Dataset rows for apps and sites
•••
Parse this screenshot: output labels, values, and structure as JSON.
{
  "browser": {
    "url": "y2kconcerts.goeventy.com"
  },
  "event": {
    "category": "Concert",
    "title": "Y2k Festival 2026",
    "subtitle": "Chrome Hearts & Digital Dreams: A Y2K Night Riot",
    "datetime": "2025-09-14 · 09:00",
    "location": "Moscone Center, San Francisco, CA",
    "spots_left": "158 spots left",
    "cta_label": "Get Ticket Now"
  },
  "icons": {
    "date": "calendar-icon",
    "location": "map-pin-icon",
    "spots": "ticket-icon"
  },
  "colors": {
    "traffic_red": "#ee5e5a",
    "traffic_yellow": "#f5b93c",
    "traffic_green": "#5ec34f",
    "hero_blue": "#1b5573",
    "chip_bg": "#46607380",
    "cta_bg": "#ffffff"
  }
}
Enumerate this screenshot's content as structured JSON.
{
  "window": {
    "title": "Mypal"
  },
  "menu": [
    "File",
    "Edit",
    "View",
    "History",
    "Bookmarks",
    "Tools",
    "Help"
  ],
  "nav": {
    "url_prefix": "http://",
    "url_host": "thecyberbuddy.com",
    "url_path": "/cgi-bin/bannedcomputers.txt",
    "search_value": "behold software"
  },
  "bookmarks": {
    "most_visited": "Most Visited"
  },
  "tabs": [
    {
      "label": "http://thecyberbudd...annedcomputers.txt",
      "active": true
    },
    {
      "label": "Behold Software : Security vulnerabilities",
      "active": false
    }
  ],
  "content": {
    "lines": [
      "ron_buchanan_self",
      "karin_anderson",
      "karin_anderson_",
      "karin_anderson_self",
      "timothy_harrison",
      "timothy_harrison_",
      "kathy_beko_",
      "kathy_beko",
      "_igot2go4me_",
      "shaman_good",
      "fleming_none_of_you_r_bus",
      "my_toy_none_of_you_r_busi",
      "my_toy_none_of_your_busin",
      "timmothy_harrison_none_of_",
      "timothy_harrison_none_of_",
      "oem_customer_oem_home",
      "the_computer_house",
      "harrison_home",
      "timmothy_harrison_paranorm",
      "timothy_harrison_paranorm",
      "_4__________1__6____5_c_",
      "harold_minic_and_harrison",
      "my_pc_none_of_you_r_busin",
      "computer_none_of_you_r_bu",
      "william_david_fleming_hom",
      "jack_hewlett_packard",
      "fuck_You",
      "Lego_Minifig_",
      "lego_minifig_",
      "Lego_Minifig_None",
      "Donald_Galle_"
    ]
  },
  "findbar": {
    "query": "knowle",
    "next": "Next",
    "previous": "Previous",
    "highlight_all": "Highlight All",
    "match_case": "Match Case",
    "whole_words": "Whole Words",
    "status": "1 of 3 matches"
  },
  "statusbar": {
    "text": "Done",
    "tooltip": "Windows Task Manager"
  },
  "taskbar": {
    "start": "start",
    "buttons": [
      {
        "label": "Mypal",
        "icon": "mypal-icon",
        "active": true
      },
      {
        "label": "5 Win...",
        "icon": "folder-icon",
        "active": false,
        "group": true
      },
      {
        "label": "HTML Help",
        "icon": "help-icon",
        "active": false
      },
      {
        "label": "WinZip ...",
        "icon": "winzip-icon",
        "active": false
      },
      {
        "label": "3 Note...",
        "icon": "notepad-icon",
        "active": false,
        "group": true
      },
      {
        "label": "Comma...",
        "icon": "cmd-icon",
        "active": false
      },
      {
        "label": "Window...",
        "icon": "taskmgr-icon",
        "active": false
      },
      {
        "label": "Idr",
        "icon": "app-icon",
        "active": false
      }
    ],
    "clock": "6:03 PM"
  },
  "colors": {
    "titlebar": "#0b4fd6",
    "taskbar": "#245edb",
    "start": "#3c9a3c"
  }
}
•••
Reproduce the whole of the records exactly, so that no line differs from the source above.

▶ Written answer:
Parse this screenshot: output labels, values, and structure as JSON.
{
  "browser": {
    "url": "y2kconcerts.goeventy.com"
  },
  "event": {
    "category": "Concert",
    "title": "Y2k Festival 2026",
    "subtitle": "Chrome Hearts & Digital Dreams: A Y2K Night Riot",
    "datetime": "2025-09-14 · 09:00",
    "location": "Moscone Center, San Francisco, CA",
    "spots_left": "158 spots left",
    "cta_label": "Get Ticket Now"
  },
  "icons": {
    "date": "calendar-icon",
    "location": "map-pin-icon",
    "spots": "ticket-icon"
  },
  "colors": {
    "traffic_red": "#ee5e5a",
    "traffic_yellow": "#f5b93c",
    "traffic_green": "#5ec34f",
    "hero_blue": "#1b5573",
    "chip_bg": "#46607380",
    "cta_bg": "#ffffff"
  }
}
Enumerate this screenshot's content as structured JSON.
{
  "window": {
    "title": "Mypal"
  },
  "menu": [
    "File",
    "Edit",
    "View",
    "History",
    "Bookmarks",
    "Tools",
    "Help"
  ],
  "nav": {
    "url_prefix": "http://",
    "url_host": "thecyberbuddy.com",
    "url_path": "/cgi-bin/bannedcomputers.txt",
    "search_value": "behold software"
  },
  "bookmarks": {
    "most_visited": "Most Visited"
  },
  "tabs": [
    {
      "label": "http://thecyberbudd...annedcomputers.txt",
      "active": true
    },
    {
      "label": "Behold Software : Security vulnerabilities",
      "active": false
    }
  ],
  "content": {
    "lines": [
      "ron_buchanan_self",
      "karin_anderson",
      "karin_anderson_",
      "karin_anderson_self",
      "timothy_harrison",
      "timothy_harrison_",
      "kathy_beko_",
      "kathy_beko",
      "_igot2go4me_",
      "shaman_good",
      "fleming_none_of_you_r_bus",
      "my_toy_none_of_you_r_busi",
      "my_toy_none_of_your_busin",
      "timmothy_harrison_none_of_",
      "timothy_harrison_none_of_",
      "oem_customer_oem_home",
      "the_computer_house",
      "harrison_home",
      "timmothy_harrison_paranorm",
      "timothy_harrison_paranorm",
      "_4__________1__6____5_c_",
      "harold_minic_and_harrison",
      "my_pc_none_of_you_r_busin",
      "computer_none_of_you_r_bu",
      "william_david_fleming_hom",
      "jack_hewlett_packard",
      "fuck_You",
      "Lego_Minifig_",
      "lego_minifig_",
      "Lego_Minifig_None",
      "Donald_Galle_"
    ]
  },
  "findbar": {
    "query": "knowle",
    "next": "Next",
    "previous": "Previous",
    "highlight_all": "Highlight All",
    "match_case": "Match Case",
    "whole_words": "Whole Words",
    "status": "1 of 3 matches"
  },
  "statusbar": {
    "text": "Done",
    "tooltip": "Windows Task Manager"
  },
  "taskbar": {
    "start": "start",
    "buttons": [
      {
        "label": "Mypal",
        "icon": "mypal-icon",
        "active": true
      },
      {
        "label": "5 Win...",
        "icon": "folder-icon",
        "active": false,
        "group": true
      },
      {
        "label": "HTML Help",
        "icon": "help-icon",
        "active": false
      },
      {
        "label": "WinZip ...",
        "icon": "winzip-icon",
        "active": false
      },
      {
        "label": "3 Note...",
        "icon": "notepad-icon",
        "active": false,
        "group": true
      },
      {
        "label": "Comma...",
        "icon": "cmd-icon",
        "active": false
      },
      {
        "label": "Window...",
        "icon": "taskmgr-icon",
        "active": false
      },
      {
        "label": "Idr",
        "icon": "app-icon",
        "active": false
      }
    ],
    "clock": "6:03 PM"
  },
  "colors": {
    "titlebar": "#0b4fd6",
    "taskbar": "#245edb",
    "start": "#3c9a3c"
  }
}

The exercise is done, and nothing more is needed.